The relationships between nutrition, dietary choices, and health are established through research. USDA and the Department of Health and Human Service (DHHS) have a long history of supporting research to advance knowledge and innovation, with the ultimate goal of improving human health. DHHS’s Human Nutrition Research Information Management (HNRIM) system—which tracks Federal research support by fiscal year—shows obesity-related nutrition research grew more than seven-fold over a 25-year period, rising from 78 projects in 1985 to 577 projects by 2009. In contrast, nutrition research in food science, which includes food processing, preservation, and other food-related technologies, declined from 226 projects in 1985 to 177 projects by 2009. In the decade from 1999 to 2009, the overall number of DHHS-supported projects grew 7.4 percent annually, while USDA-supported projects fell by 2.8 percent annually. As USDA supports close to 80 percent of Federal nutrition research in food science, the decline in food science projects reflects changes in the size and composition of USDA’s portfolio of nutrition research projects. This chart is based on data in the ERS report, Improving Health through Nutrition Research: An Overview of the U.S. Nutrition Research System, January 2015.
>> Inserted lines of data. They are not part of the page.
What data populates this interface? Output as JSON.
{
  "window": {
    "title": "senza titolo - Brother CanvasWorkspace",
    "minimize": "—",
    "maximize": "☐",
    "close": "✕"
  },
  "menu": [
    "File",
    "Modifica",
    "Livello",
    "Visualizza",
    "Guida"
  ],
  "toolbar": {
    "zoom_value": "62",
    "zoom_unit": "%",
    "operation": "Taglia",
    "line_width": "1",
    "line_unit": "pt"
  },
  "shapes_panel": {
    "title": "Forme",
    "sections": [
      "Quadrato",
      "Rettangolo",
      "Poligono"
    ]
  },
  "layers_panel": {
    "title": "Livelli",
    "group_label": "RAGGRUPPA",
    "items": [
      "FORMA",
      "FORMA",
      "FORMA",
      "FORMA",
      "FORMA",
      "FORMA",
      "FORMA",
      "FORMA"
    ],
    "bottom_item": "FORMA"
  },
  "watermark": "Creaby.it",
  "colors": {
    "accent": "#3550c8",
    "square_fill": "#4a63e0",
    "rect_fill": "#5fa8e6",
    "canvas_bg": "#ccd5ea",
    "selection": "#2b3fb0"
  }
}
Friday, June 3, 2011
American households spend more than 40 percent of their total food budget on foods prepared outside of the home, up from 25 percent in 1970. Although it is possible to eat healthy away from home, studies have shown that the foods people select when they eat out generally have more calories, fat, and saturated fat than at-home meals and snacks. ERS researchers found that the effect of food prepared away from home on daily caloric intake depends on an individual's weight status. An away-from-home meal adds an average of 239 calories to daily caloric intake for individuals with a Body Mass Index (BMI) greater than or equal to 30, versus 88 additional calories for those with a BMI less than 25. This chart appeared in the June 2010 issue of Amber Waves magazine.
Monday, March 28, 2011
ERS researchers analyzed the effects of a hypothetical tax on caloric sweetened soft drinks, fruit drinks, powdered mixes, and energy and sports drinks. The researchers found that a 20-percent tax on these beverages purchased at grocery stores and restaurants could trigger changes in consumption that would result in an average reduction of 37 calories a day for adults, which translates into a loss of 3.8 pounds of body weight over a year. The estimated decreases for children averaged 43 calories a day, or 4.5 pounds over a year. This graphic originally appeared in the September 2010 issue of Amber Waves magazine.